ALEXANDRIA, La. – (WNTZ) – When Prohibition swept across the United States in 1920, outlawing the production, sale, and distribution of alcoholic beverages, it ushered in a clandestine era of moonshine, speakeasies, and criminal enterprises. Louisiana, with its vibrant culture and tradition of spirited revelry, played a significant role in the nation’s bootlegging history. Here, we delve into the lives and legacies of some of the most prolific bootleggers in the Pelican State.
- Isadore “Kid Cann” Blumenfeld – Born in New Orleans in 1900, Kid Cann became infamous for his involvement in organized crime during Prohibition. While he is more closely associated with bootlegging operations in Minneapolis, his roots in the Crescent City are well-known. Kid Cann’s bootlegging empire stretched across state lines, making him a formidable figure in the world of illegal alcohol distribution.
- Sylvestro “Silver Dollar Sam” Carollo – A New Orleans native, Silver Dollar Sam was a prominent bootlegger and crime boss during the Prohibition era. He ran a sprawling criminal network that included speakeasies, gambling dens, and bootlegging operations. Carollo’s influence extended beyond Prohibition, as he became a central figure in the New Orleans underworld for decades.
- Alphonse Gabriel “Al” Capone – While not a Louisiana native, Al Capone’s criminal empire reached the state’s borders. The infamous Chicago gangster had connections in Louisiana and was involved in bootlegging activities that stretched into the southern states. His influence on the state’s criminal landscape was significant during the Prohibition era.
- Egan’s Rats – Led by the notorious Edward J. Egan, this gang operated out of New Orleans and was heavily involved in bootlegging, gambling, and other illegal activities. Egan’s Rats controlled various speakeasies and gained notoriety for their criminal exploits during Prohibition.

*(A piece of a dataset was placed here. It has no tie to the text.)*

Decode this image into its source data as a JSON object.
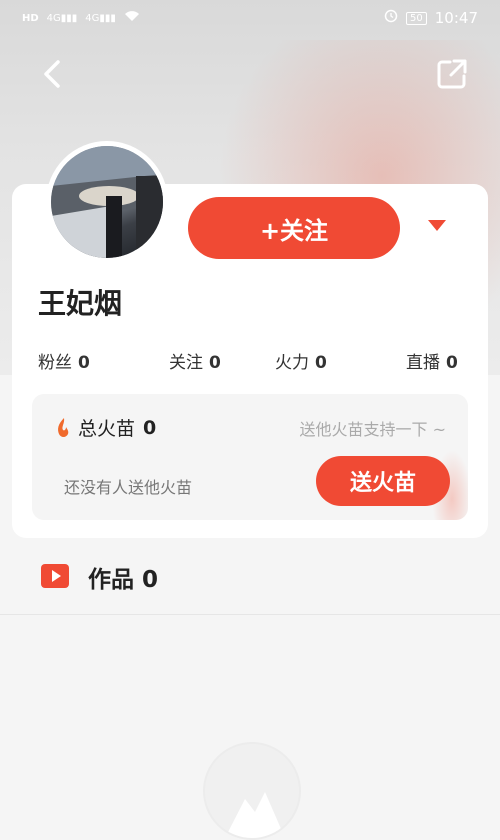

- The DeRidder Clan – In the western part of Louisiana, the DeRidder family was known for its moonshine production. Operating from the piney woods of Beauregard Parish, they produced large quantities of homemade liquor, often referred to as “white lightning.” The family’s moonshine was in high demand, and they became legendary bootleggers in the region.
- The North Louisiana Moonshiners – In the rural areas of North Louisiana, particularly in the piney woods and backcountry, numerous moonshiners operated secret stills. These individuals crafted homemade whiskey and eluded authorities for years, becoming folk heroes in their communities.
While Prohibition ended in 1933, the legacy of these bootlegging pioneers lives on in the tales, legends, and lore of Louisiana. Their defiance of the law and their entrepreneurial spirit during a tumultuous time continue to captivate the imagination and remind us of the enduring cultural impact of the Prohibition era in the Pelican State.